Poker is a game that requires skill and concentration. Winning players know how to read their opponents, taking advantage of their mistakes. They also take detailed notes on their play and analyze their results to develop a strategy.
Players make bets by placing chips in the pot. Each player can then call that bet, raise it, or drop out of the hand.
Game of chance
Unlike many other games of chance, poker requires a certain degree of skill to play well. It is a card game of strategy, bluffing, and misdirection. Players must be mathematicians and skilled observers of human behavior, able to deceive and manipulate their opponents. They must also be able to make quick decisions. Observe experienced players to learn how they react and develop quick instincts.
A recent study in Science reported that a computer program called Cepheus has gone some way to solving poker, at least for heads-up limit hold’em. This is a significant development because it reopens the debate over whether poker is a game of chance or skill.

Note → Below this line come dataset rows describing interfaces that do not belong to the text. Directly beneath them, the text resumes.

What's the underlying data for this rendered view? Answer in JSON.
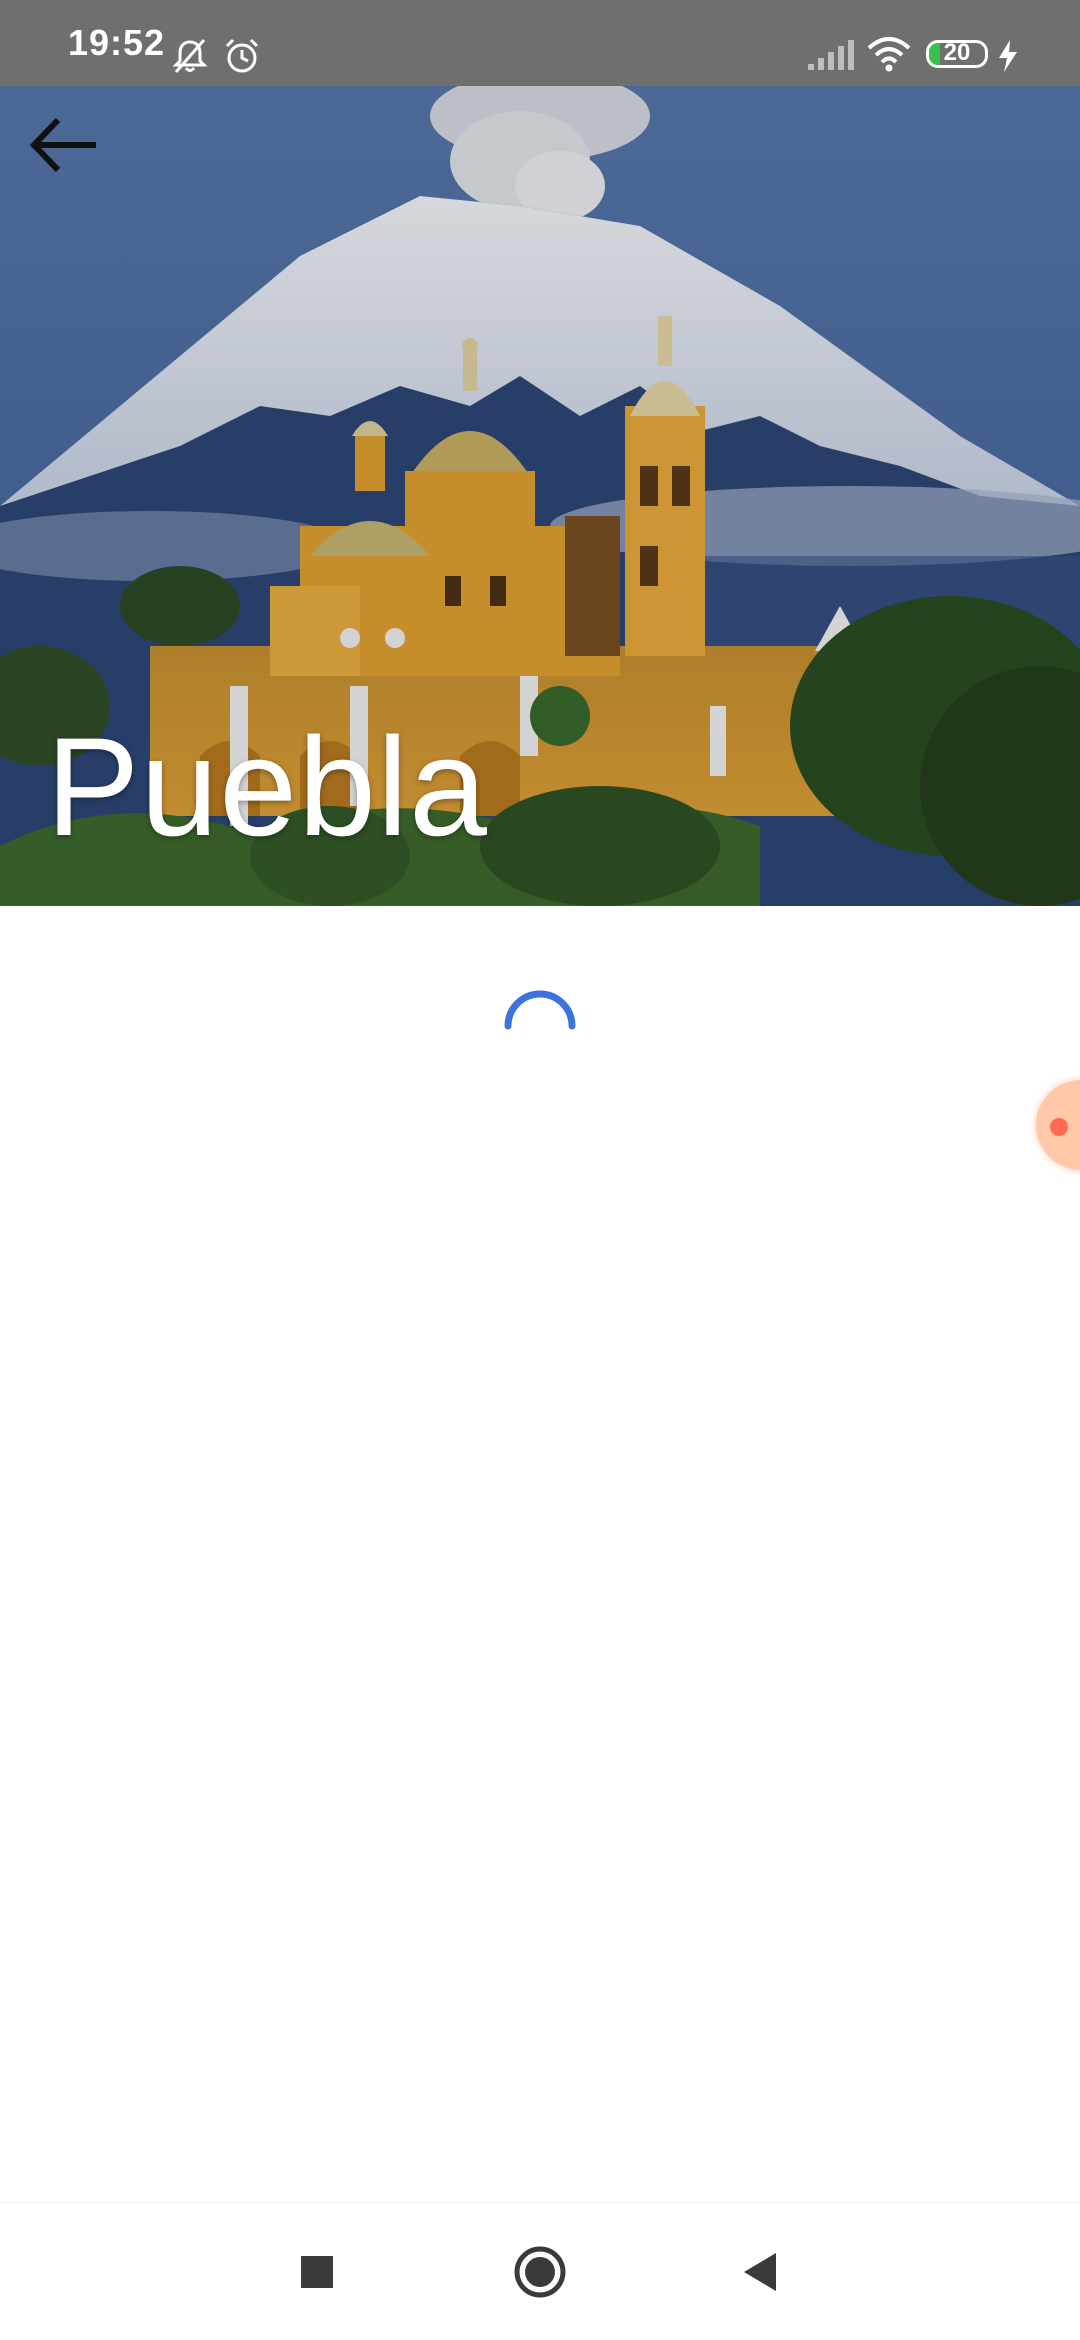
{
  "status_bar": {
    "time": "19:52",
    "battery_level": "20",
    "battery_fraction": 0.2,
    "icons": [
      "notifications-muted-icon",
      "alarm-icon",
      "signal-icon",
      "wifi-icon",
      "battery-icon",
      "charging-icon"
    ]
  },
  "header": {
    "title": "Puebla",
    "back_icon": "back-arrow-icon"
  },
  "hero_image": {
    "subject": "church-with-volcano-image"
  },
  "loading": {
    "icon": "loading-spinner-icon"
  },
  "nav_bar": {
    "recents_icon": "recents-square-icon",
    "home_icon": "home-circle-icon",
    "back_icon": "back-triangle-icon"
  },
  "colors": {
    "status_bar": "#6f6f6f",
    "spinner": "#3b74e0",
    "church": "#e9a93a",
    "sky": "#3e5f95",
    "battery": "#37c34a"
  }
}
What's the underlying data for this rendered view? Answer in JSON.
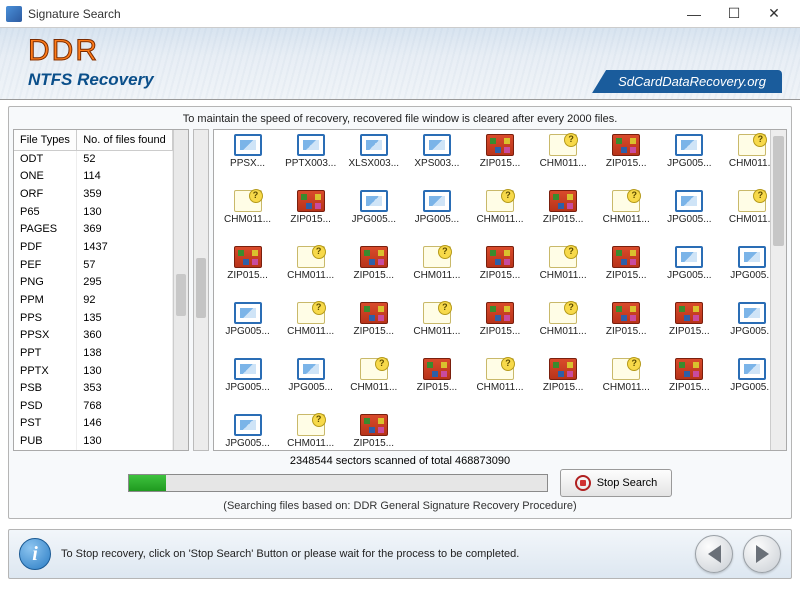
{
  "titlebar": {
    "title": "Signature Search"
  },
  "header": {
    "brand": "DDR",
    "subtitle": "NTFS Recovery",
    "site": "SdCardDataRecovery.org"
  },
  "status_line": "To maintain the speed of recovery, recovered file window is cleared after every 2000 files.",
  "file_types_table": {
    "headers": [
      "File Types",
      "No. of files found"
    ],
    "rows": [
      [
        "ODT",
        "52"
      ],
      [
        "ONE",
        "114"
      ],
      [
        "ORF",
        "359"
      ],
      [
        "P65",
        "130"
      ],
      [
        "PAGES",
        "369"
      ],
      [
        "PDF",
        "1437"
      ],
      [
        "PEF",
        "57"
      ],
      [
        "PNG",
        "295"
      ],
      [
        "PPM",
        "92"
      ],
      [
        "PPS",
        "135"
      ],
      [
        "PPSX",
        "360"
      ],
      [
        "PPT",
        "138"
      ],
      [
        "PPTX",
        "130"
      ],
      [
        "PSB",
        "353"
      ],
      [
        "PSD",
        "768"
      ],
      [
        "PST",
        "146"
      ],
      [
        "PUB",
        "130"
      ]
    ]
  },
  "file_grid": [
    {
      "t": "img",
      "l": "PPSX..."
    },
    {
      "t": "img",
      "l": "PPTX003..."
    },
    {
      "t": "img",
      "l": "XLSX003..."
    },
    {
      "t": "img",
      "l": "XPS003..."
    },
    {
      "t": "zip",
      "l": "ZIP015..."
    },
    {
      "t": "unk",
      "l": "CHM011..."
    },
    {
      "t": "zip",
      "l": "ZIP015..."
    },
    {
      "t": "img",
      "l": "JPG005..."
    },
    {
      "t": "unk",
      "l": "CHM011..."
    },
    {
      "t": "unk",
      "l": "CHM011..."
    },
    {
      "t": "zip",
      "l": "ZIP015..."
    },
    {
      "t": "img",
      "l": "JPG005..."
    },
    {
      "t": "img",
      "l": "JPG005..."
    },
    {
      "t": "unk",
      "l": "CHM011..."
    },
    {
      "t": "zip",
      "l": "ZIP015..."
    },
    {
      "t": "unk",
      "l": "CHM011..."
    },
    {
      "t": "img",
      "l": "JPG005..."
    },
    {
      "t": "unk",
      "l": "CHM011..."
    },
    {
      "t": "zip",
      "l": "ZIP015..."
    },
    {
      "t": "unk",
      "l": "CHM011..."
    },
    {
      "t": "zip",
      "l": "ZIP015..."
    },
    {
      "t": "unk",
      "l": "CHM011..."
    },
    {
      "t": "zip",
      "l": "ZIP015..."
    },
    {
      "t": "unk",
      "l": "CHM011..."
    },
    {
      "t": "zip",
      "l": "ZIP015..."
    },
    {
      "t": "img",
      "l": "JPG005..."
    },
    {
      "t": "img",
      "l": "JPG005..."
    },
    {
      "t": "img",
      "l": "JPG005..."
    },
    {
      "t": "unk",
      "l": "CHM011..."
    },
    {
      "t": "zip",
      "l": "ZIP015..."
    },
    {
      "t": "unk",
      "l": "CHM011..."
    },
    {
      "t": "zip",
      "l": "ZIP015..."
    },
    {
      "t": "unk",
      "l": "CHM011..."
    },
    {
      "t": "zip",
      "l": "ZIP015..."
    },
    {
      "t": "zip",
      "l": "ZIP015..."
    },
    {
      "t": "img",
      "l": "JPG005..."
    },
    {
      "t": "img",
      "l": "JPG005..."
    },
    {
      "t": "img",
      "l": "JPG005..."
    },
    {
      "t": "unk",
      "l": "CHM011..."
    },
    {
      "t": "zip",
      "l": "ZIP015..."
    },
    {
      "t": "unk",
      "l": "CHM011..."
    },
    {
      "t": "zip",
      "l": "ZIP015..."
    },
    {
      "t": "unk",
      "l": "CHM011..."
    },
    {
      "t": "zip",
      "l": "ZIP015..."
    },
    {
      "t": "img",
      "l": "JPG005..."
    },
    {
      "t": "img",
      "l": "JPG005..."
    },
    {
      "t": "unk",
      "l": "CHM011..."
    },
    {
      "t": "zip",
      "l": "ZIP015..."
    }
  ],
  "file_grid_trailing_label": "ZIP015...",
  "progress": {
    "text": "2348544 sectors scanned of total 468873090",
    "note": "(Searching files based on:  DDR General Signature Recovery Procedure)",
    "stop_label": "Stop Search"
  },
  "footer": {
    "hint": "To Stop recovery, click on 'Stop Search' Button or please wait for the process to be completed."
  }
}
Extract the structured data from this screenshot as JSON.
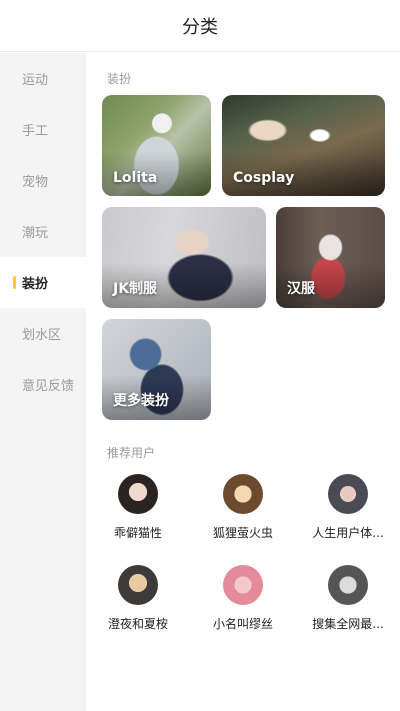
{
  "header": {
    "title": "分类"
  },
  "sidebar": {
    "items": [
      {
        "label": "运动"
      },
      {
        "label": "手工"
      },
      {
        "label": "宠物"
      },
      {
        "label": "潮玩"
      },
      {
        "label": "装扮"
      },
      {
        "label": "划水区"
      },
      {
        "label": "意见反馈"
      }
    ],
    "active_index": 4
  },
  "main": {
    "section_title": "装扮",
    "cards": [
      {
        "label": "Lolita"
      },
      {
        "label": "Cosplay"
      },
      {
        "label": "JK制服"
      },
      {
        "label": "汉服"
      },
      {
        "label": "更多装扮"
      }
    ],
    "recommended_title": "推荐用户",
    "users": [
      {
        "name": "乖僻猫性"
      },
      {
        "name": "狐狸萤火虫"
      },
      {
        "name": "人生用户体..."
      },
      {
        "name": "澄夜和夏桉"
      },
      {
        "name": "小名叫缪丝"
      },
      {
        "name": "搜集全网最..."
      }
    ]
  },
  "colors": {
    "accent": "#ffce1f",
    "sidebar_bg": "#f4f4f4",
    "muted_text": "#9a9a9a"
  }
}
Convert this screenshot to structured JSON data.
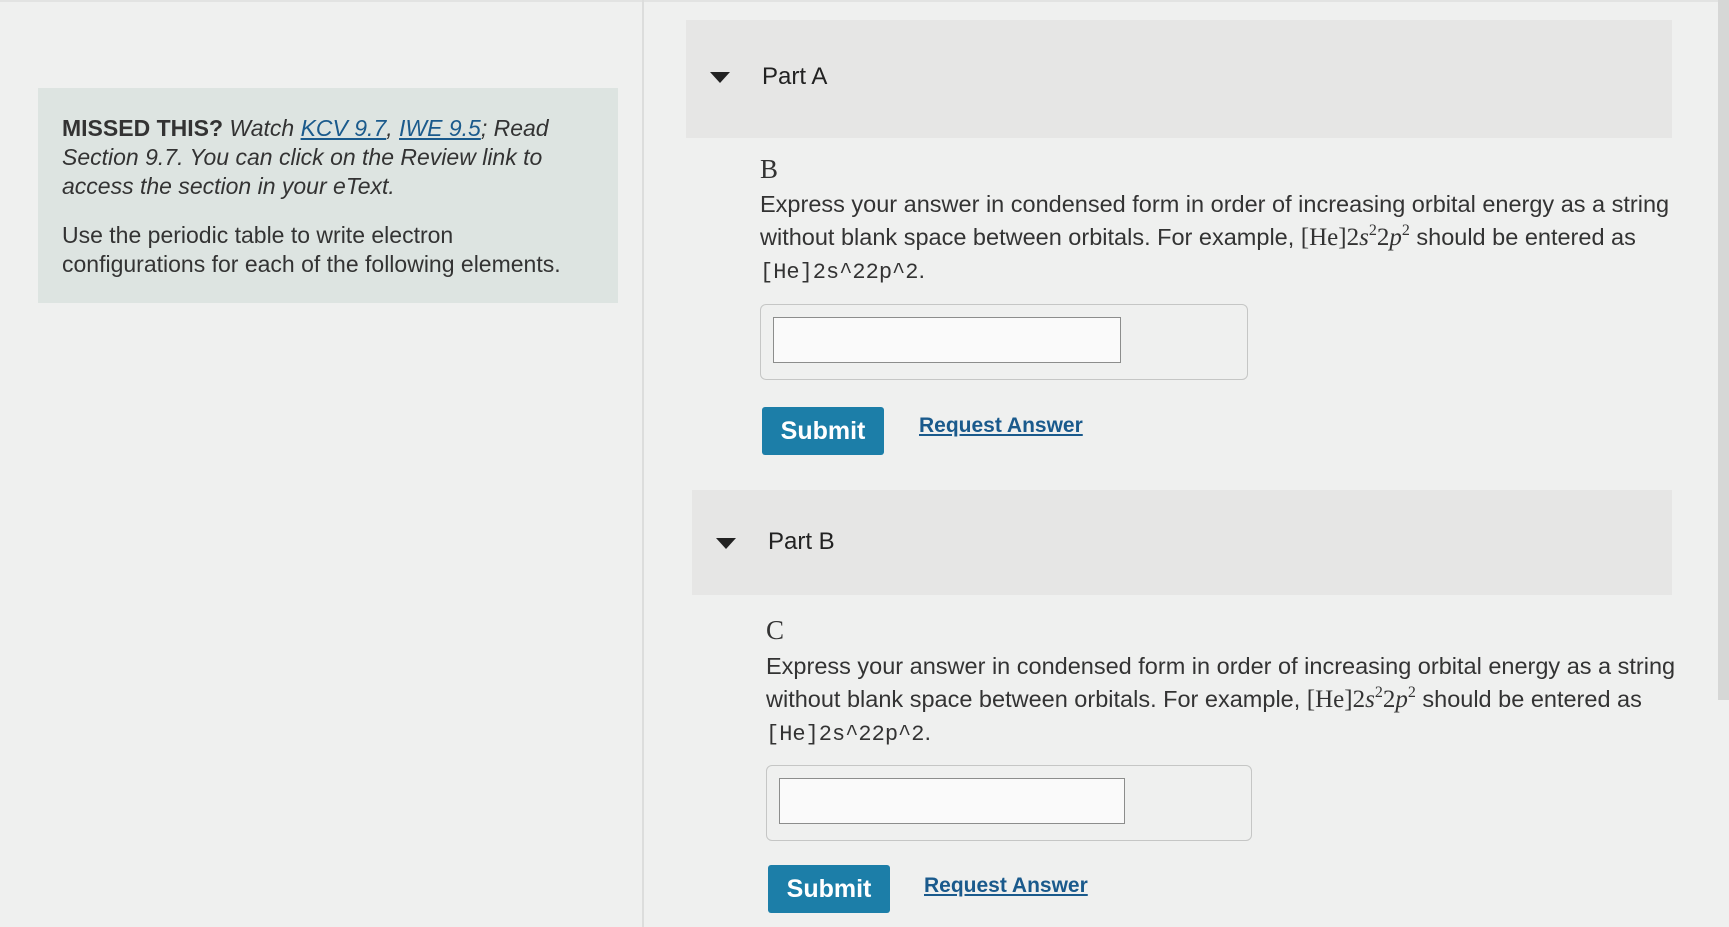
{
  "hint": {
    "missed_label": "MISSED THIS?",
    "watch_text": "Watch",
    "link1": "KCV 9.7",
    "separator": ",",
    "link2": "IWE 9.5",
    "read_text": "; Read Section 9.7. You can click on the Review link to access the section in your eText.",
    "instruction": "Use the periodic table to write electron configurations for each of the following elements."
  },
  "parts": [
    {
      "title": "Part A",
      "element": "B",
      "instr_pre": "Express your answer in condensed form in order of increasing orbital energy as a string without blank space between orbitals. For example,",
      "instr_mid": "should be entered as",
      "example_input": "[He]2s^22p^2",
      "instr_end": ".",
      "input_value": "",
      "submit_label": "Submit",
      "request_label": "Request Answer"
    },
    {
      "title": "Part B",
      "element": "C",
      "instr_pre": "Express your answer in condensed form in order of increasing orbital energy as a string without blank space between orbitals. For example,",
      "instr_mid": "should be entered as",
      "example_input": "[He]2s^22p^2",
      "instr_end": ".",
      "input_value": "",
      "submit_label": "Submit",
      "request_label": "Request Answer"
    }
  ],
  "example_math": {
    "bracket": "[He]",
    "n1": "2",
    "orb1": "s",
    "exp1": "2",
    "n2": "2",
    "orb2": "p",
    "exp2": "2"
  }
}
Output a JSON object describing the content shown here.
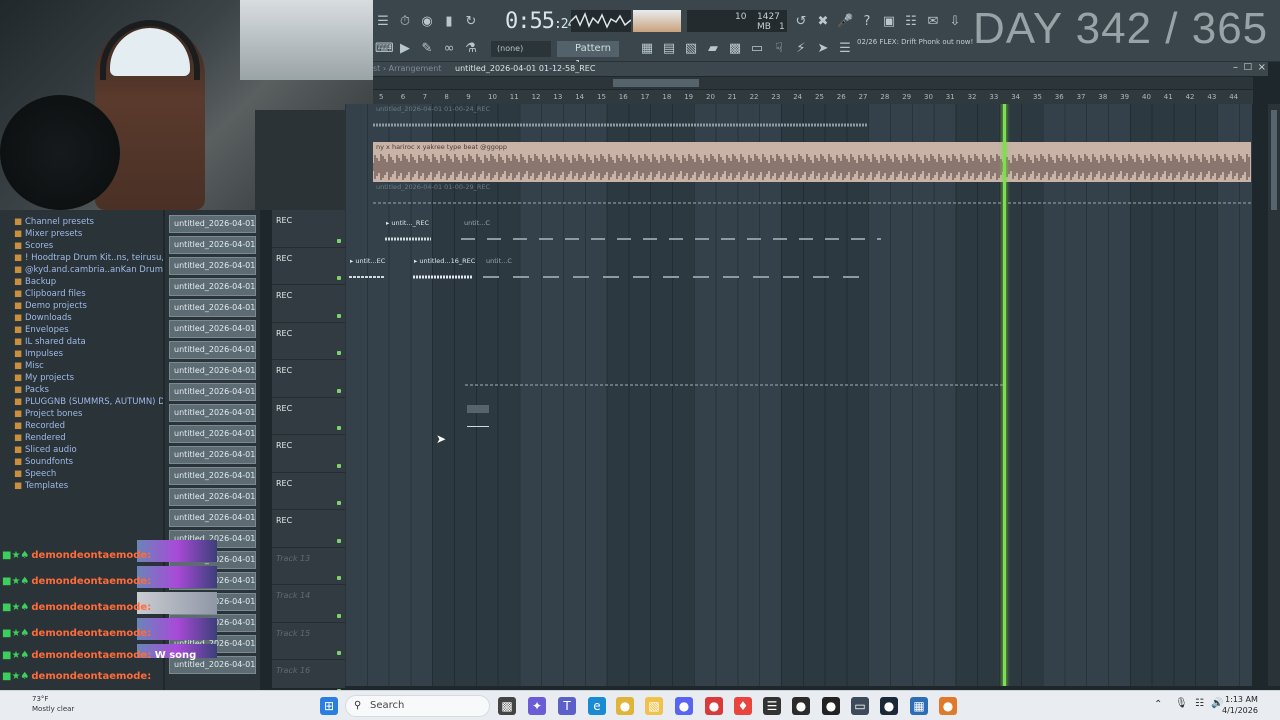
{
  "overlay": {
    "day_counter": "DAY 342 / 365"
  },
  "toolbar": {
    "time_main": "0:55",
    "time_sub": ":24",
    "cpu_value": "10",
    "memory": "1427 MB",
    "cpu_sub": "1",
    "pattern_label": "Pattern 1",
    "none_label": "(none)",
    "hint_date": "02/26",
    "hint_text": "FLEX: Drift Phonk out now!"
  },
  "playlist": {
    "title_prefix": "st › Arrangement",
    "title": "untitled_2026-04-01 01-12-58_REC",
    "ruler": [
      "5",
      "6",
      "7",
      "8",
      "9",
      "10",
      "11",
      "12",
      "13",
      "14",
      "15",
      "16",
      "17",
      "18",
      "19",
      "20",
      "21",
      "22",
      "23",
      "24",
      "25",
      "26",
      "27",
      "28",
      "29",
      "30",
      "31",
      "32",
      "33",
      "34",
      "35",
      "36",
      "37",
      "38",
      "39",
      "40",
      "41",
      "42",
      "43",
      "44"
    ],
    "clips": {
      "row1_title": "untitled_2026-04-01 01-00-24_REC",
      "beat_title": "ny x hariroc x yakree type beat @ggopp",
      "row3_title": "untitled_2026-04-01 01-00-29_REC",
      "r4_a": "▸ untit..._REC",
      "r4_b": "untit...C",
      "r5_a": "▸ untit...EC",
      "r5_b": "▸ untitled...16_REC",
      "r5_c": "untit...C"
    }
  },
  "tracks": [
    {
      "label": "REC"
    },
    {
      "label": "REC"
    },
    {
      "label": "REC"
    },
    {
      "label": "REC"
    },
    {
      "label": "REC"
    },
    {
      "label": "REC"
    },
    {
      "label": "REC"
    },
    {
      "label": "REC"
    },
    {
      "label": "REC"
    },
    {
      "label": "Track 13"
    },
    {
      "label": "Track 14"
    },
    {
      "label": "Track 15"
    },
    {
      "label": "Track 16"
    }
  ],
  "browser": {
    "items": [
      {
        "label": "Channel presets"
      },
      {
        "label": "Mixer presets"
      },
      {
        "label": "Scores"
      },
      {
        "label": "! Hoodtrap Drum Kit..ns, teirusu, jai) (2)"
      },
      {
        "label": "@kyd.and.cambria..anKan DrumsLoopKit"
      },
      {
        "label": "Backup"
      },
      {
        "label": "Clipboard files"
      },
      {
        "label": "Demo projects"
      },
      {
        "label": "Downloads"
      },
      {
        "label": "Envelopes"
      },
      {
        "label": "IL shared data"
      },
      {
        "label": "Impulses"
      },
      {
        "label": "Misc"
      },
      {
        "label": "My projects"
      },
      {
        "label": "Packs"
      },
      {
        "label": "PLUGGNB (SUMMRS, AUTUMN) DRUMKIT"
      },
      {
        "label": "Project bones"
      },
      {
        "label": "Recorded"
      },
      {
        "label": "Rendered"
      },
      {
        "label": "Sliced audio"
      },
      {
        "label": "Soundfonts"
      },
      {
        "label": "Speech"
      },
      {
        "label": "Templates"
      }
    ]
  },
  "channels": [
    "untitled_2026-04-01 00-",
    "untitled_2026-04-01 00-",
    "untitled_2026-04-01 00-",
    "untitled_2026-04-01 00-",
    "untitled_2026-04-01 00-",
    "untitled_2026-04-01 00-",
    "untitled_2026-04-01 00-",
    "untitled_2026-04-01 00-",
    "untitled_2026-04-01 00-",
    "untitled_2026-04-01 00-",
    "untitled_2026-04-01 00-",
    "untitled_2026-04-01 00-",
    "untitled_2026-04-01 00-",
    "untitled_2026-04-01 00-",
    "untitled_2026-04-01 00-",
    "untitled_2026-04-01 00-",
    "untitled_2026-04-01 00-",
    "untitled_2026-04-01 00-",
    "untitled_2026-04-01 00-",
    "untitled_2026-04-01 00-",
    "untitled_2026-04-01 00-",
    "untitled_2026-04-01 00-"
  ],
  "chat": {
    "user": "demondeontaemode:",
    "msg": "W song"
  },
  "taskbar": {
    "search": "Search",
    "time": "1:13 AM",
    "date": "4/1/2026",
    "weather_temp": "73°F",
    "weather_desc": "Mostly clear"
  },
  "colors": {
    "playhead": "#7be049",
    "grid": "#34414a",
    "clip_beat": "#c9b2a6"
  }
}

But it’s important to remember that even the best player can be beat by an opponent with a better hand. The impulsive brain may find this difficult to accept, but it’s vital for long-term success. The best players are analytical and think fast. They can identify weaker players and exploit them by making large raises to lure them in.
Game of skill
Poker is a game of skill and chance. It’s fair to say that a great deal of luck determines the outcome of a hand, but a skilled player will understand these odds and exploit them to their advantage. However, even a skilled player will lose occasionally due to the wildly short term variance of poker.
In a game where the skills of players are evenly matched, luck will play only a small role. In contrast, in games where skill levels are skewed, luck will have a larger impact on the game’s results. In addition, a player’s ability to spot weak opponents and make them believe that they have the best hand will overcome the reliance on luck in some cases. This is the essence of poker strategy.
Game of psychology
There is a lot more to poker than just playing cards. It’s a game of psychology, and you can use it to your advantage. For example, you need to be able to read your opponents and know their tendencies. This will help you make the right decision most of the time. Keeping your emotions under control and your concentration focused are also crucial. Those who lose focus will find themselves on tilt, which can lead to costly mistakes.
While psychology is not a replacement for cold hard poker math, it can add incredible depth to your game. Pay attention to the slightest physical changes in your opponents, such as hesitation when they bet, a change in their posture from slouching to upright, and other tells. The more you practice and observe experienced players, the quicker your instincts will become. You can then use these to your advantage by combining them with strategy. This will give you a one-two punch that is virtually unbeatable.
Game of bluffing
The game of bluffing in poker is an important skill to learn. Bluffing can make your opponent think that you have a strong hand and may increase your chances of winning the pot. However, it’s important to bluff only when you have the chance of making a profit. You should also avoid showing erratic behavior. Nervous tics such as fidgeting or avoiding eye contact are often signs that an opponent is bluffing.
It’s also important to choose the right spot in the hand to bluff. For example, a bluff will be more profitable when it’s made preflop than on later streets. This is because your bluffing range will be stronger in preflop situations.
You should also consider the opponents’ betting patterns. For example, if an opponent has been playing cautiously and then suddenly makes a big bet, they may be trying to bluff with a weak hand. Similarly, if an opponent checks, they might be a maniac and you should expect them to call down with a wide range of value hands.